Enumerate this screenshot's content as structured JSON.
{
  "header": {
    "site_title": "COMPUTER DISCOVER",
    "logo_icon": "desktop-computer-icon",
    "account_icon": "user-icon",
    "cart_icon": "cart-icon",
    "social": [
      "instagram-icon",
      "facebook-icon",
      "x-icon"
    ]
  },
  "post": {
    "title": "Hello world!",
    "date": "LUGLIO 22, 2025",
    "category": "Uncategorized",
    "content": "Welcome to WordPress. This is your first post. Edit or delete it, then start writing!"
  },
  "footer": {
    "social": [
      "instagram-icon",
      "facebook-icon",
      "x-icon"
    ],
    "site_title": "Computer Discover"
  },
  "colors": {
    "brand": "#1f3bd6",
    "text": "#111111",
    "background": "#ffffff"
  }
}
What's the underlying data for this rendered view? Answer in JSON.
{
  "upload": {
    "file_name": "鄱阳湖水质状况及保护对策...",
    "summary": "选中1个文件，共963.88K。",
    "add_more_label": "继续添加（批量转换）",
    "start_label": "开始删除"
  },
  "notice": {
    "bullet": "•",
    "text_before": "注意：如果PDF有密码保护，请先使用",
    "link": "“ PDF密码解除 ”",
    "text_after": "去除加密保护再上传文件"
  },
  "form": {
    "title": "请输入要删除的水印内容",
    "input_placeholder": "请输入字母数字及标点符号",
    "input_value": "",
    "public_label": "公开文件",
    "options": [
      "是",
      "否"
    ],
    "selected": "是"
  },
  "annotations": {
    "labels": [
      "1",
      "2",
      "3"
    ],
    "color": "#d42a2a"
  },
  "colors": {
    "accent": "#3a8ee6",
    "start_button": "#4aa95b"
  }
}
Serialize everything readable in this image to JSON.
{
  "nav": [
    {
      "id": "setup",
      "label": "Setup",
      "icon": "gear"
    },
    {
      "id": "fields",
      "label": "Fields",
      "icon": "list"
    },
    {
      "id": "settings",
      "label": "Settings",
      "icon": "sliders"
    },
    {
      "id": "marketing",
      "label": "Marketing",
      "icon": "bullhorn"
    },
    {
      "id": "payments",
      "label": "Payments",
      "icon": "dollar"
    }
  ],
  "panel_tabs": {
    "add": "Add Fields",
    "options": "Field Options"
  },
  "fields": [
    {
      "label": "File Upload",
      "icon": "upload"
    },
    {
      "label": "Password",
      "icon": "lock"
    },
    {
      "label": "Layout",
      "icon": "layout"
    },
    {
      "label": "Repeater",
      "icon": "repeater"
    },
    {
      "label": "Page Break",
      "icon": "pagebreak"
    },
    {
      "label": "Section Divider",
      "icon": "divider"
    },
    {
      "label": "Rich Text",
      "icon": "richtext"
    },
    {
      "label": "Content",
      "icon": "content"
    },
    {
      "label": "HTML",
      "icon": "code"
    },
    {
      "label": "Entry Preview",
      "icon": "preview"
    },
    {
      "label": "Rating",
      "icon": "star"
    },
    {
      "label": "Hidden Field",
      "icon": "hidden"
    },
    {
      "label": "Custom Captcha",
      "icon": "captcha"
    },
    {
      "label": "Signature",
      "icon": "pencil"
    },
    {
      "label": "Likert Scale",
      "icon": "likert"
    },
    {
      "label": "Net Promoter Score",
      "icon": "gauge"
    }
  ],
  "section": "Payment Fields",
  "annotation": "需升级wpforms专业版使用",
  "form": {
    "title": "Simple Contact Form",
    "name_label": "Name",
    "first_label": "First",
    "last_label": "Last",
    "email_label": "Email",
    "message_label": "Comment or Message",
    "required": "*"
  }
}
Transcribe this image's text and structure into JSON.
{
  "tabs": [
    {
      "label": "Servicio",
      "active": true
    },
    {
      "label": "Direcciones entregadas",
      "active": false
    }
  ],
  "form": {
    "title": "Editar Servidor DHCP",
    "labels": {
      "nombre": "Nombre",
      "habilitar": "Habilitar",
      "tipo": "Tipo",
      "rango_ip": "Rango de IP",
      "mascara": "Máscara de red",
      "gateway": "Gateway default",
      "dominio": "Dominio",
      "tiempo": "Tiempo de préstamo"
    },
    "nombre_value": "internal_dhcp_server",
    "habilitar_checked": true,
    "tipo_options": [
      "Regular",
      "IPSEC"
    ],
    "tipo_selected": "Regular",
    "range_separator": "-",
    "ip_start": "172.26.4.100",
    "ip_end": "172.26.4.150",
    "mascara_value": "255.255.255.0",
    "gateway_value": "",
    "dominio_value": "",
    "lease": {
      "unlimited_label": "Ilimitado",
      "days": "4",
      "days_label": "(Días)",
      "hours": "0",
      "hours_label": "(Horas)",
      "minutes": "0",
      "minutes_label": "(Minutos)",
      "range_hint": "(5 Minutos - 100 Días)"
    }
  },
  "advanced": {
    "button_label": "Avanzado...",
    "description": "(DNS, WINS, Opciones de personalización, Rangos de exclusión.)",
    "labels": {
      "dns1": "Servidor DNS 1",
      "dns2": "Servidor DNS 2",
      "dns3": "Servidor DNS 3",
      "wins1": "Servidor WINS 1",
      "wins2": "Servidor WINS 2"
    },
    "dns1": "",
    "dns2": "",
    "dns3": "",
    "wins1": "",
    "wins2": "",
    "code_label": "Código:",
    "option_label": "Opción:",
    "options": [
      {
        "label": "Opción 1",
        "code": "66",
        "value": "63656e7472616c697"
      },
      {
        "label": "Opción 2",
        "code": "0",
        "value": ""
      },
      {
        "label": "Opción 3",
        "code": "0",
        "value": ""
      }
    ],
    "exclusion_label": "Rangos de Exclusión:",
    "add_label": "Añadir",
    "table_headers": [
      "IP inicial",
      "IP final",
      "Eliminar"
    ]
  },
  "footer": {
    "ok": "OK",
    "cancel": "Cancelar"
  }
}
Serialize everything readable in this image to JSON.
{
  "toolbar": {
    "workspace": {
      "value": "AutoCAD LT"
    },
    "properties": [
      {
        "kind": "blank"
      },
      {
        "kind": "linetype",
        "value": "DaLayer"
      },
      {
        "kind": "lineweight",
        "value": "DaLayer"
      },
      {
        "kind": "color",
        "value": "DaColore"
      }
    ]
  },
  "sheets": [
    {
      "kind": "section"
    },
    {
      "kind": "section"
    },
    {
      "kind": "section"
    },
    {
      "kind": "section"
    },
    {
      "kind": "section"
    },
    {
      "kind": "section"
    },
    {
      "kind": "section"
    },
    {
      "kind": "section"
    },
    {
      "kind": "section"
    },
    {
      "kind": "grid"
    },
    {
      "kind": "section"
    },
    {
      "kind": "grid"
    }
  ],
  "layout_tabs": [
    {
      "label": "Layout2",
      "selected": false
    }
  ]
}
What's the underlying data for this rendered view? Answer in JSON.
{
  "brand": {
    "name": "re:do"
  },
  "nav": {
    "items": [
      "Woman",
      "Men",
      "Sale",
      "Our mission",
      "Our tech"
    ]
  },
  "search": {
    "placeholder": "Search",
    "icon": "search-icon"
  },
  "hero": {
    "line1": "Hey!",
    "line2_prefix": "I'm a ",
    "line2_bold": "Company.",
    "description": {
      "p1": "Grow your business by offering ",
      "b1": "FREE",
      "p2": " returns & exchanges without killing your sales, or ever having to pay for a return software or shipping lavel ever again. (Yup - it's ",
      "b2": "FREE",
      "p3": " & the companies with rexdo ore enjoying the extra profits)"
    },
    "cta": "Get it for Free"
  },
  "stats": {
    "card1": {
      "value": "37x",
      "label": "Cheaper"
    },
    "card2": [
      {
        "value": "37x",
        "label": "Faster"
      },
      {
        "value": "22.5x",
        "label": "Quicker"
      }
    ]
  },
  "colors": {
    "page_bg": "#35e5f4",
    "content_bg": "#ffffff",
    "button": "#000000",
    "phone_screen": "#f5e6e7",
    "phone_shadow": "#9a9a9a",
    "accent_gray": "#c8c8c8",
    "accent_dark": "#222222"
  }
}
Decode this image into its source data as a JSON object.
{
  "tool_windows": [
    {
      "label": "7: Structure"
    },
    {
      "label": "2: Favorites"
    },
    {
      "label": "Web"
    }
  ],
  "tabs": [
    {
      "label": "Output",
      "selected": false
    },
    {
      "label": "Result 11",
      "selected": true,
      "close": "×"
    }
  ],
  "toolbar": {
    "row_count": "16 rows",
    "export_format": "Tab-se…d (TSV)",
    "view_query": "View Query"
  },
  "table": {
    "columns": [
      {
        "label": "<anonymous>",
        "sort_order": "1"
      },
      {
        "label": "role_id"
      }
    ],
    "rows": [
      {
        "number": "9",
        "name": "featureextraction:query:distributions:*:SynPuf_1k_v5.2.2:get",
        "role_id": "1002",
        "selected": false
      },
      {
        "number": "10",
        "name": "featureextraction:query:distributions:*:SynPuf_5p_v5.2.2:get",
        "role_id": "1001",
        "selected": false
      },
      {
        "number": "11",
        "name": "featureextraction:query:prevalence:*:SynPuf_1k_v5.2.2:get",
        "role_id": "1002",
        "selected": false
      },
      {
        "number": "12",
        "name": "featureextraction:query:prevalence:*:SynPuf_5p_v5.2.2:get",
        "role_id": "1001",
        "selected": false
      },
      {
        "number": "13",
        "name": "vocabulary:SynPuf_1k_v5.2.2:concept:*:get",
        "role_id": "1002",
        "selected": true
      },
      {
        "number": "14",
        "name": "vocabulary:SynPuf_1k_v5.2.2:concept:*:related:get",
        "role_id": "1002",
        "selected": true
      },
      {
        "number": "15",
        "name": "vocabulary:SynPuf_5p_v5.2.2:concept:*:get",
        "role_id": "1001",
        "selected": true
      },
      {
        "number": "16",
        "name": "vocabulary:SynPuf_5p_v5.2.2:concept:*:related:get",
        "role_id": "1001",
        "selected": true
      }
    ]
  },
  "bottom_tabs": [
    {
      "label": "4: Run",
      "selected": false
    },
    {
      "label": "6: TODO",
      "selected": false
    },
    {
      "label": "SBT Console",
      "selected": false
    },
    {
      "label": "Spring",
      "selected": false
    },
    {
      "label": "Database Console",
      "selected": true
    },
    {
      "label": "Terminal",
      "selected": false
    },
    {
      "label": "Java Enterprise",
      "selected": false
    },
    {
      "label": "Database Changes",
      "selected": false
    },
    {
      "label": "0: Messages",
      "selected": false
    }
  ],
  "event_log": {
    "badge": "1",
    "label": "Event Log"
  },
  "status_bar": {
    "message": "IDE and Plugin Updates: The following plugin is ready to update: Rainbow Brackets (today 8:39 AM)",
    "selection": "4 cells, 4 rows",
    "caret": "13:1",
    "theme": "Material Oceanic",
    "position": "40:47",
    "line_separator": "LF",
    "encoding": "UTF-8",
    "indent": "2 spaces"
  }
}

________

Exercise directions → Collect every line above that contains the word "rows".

Output of the task →
    "row_count": "16 rows",
    "rows": [
    "selection": "4 cells, 4 rows",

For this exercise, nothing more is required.